▸ **ASSIGNMENT**:
Each line in the records below that has the word "bite" should be copied.

▸ **DATA SUPPLIED**:
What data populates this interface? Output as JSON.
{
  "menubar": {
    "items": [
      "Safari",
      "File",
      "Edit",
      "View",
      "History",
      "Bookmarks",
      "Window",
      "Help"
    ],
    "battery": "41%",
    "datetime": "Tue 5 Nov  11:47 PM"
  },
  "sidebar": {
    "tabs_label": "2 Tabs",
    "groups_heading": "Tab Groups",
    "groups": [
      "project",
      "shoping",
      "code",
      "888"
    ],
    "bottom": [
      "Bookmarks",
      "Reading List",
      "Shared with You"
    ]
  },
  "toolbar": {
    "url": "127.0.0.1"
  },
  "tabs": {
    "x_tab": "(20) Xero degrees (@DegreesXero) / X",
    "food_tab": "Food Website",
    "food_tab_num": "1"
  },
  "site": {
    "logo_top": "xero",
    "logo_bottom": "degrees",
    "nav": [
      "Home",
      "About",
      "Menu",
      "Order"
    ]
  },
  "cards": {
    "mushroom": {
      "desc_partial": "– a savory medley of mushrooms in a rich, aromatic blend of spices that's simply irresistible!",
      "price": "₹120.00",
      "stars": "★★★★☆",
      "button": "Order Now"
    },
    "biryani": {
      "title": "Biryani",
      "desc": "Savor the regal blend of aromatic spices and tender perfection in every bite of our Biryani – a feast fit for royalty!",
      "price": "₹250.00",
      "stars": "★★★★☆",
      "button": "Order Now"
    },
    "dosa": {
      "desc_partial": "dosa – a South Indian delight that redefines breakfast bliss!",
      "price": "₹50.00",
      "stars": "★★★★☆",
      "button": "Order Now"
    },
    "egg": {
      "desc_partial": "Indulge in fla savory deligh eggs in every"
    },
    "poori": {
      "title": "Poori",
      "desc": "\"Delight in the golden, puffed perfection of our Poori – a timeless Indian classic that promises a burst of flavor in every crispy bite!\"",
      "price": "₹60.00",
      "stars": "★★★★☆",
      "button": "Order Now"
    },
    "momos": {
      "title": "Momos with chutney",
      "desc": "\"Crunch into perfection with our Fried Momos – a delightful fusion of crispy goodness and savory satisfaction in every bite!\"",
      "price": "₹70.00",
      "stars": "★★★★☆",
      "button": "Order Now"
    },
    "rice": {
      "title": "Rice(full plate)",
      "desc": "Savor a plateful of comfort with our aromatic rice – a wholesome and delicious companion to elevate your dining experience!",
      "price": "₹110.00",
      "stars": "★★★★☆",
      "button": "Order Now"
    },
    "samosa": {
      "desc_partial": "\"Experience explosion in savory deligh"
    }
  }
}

▸ **ANSWER SECTION**:
      "desc": "Savor the regal blend of aromatic spices and tender perfection in every bite of our Biryani – a feast fit for royalty!",
      "desc": "\"Delight in the golden, puffed perfection of our Poori – a timeless Indian classic that promises a burst of flavor in every crispy bite!\"",
      "desc": "\"Crunch into perfection with our Fried Momos – a delightful fusion of crispy goodness and savory satisfaction in every bite!\"",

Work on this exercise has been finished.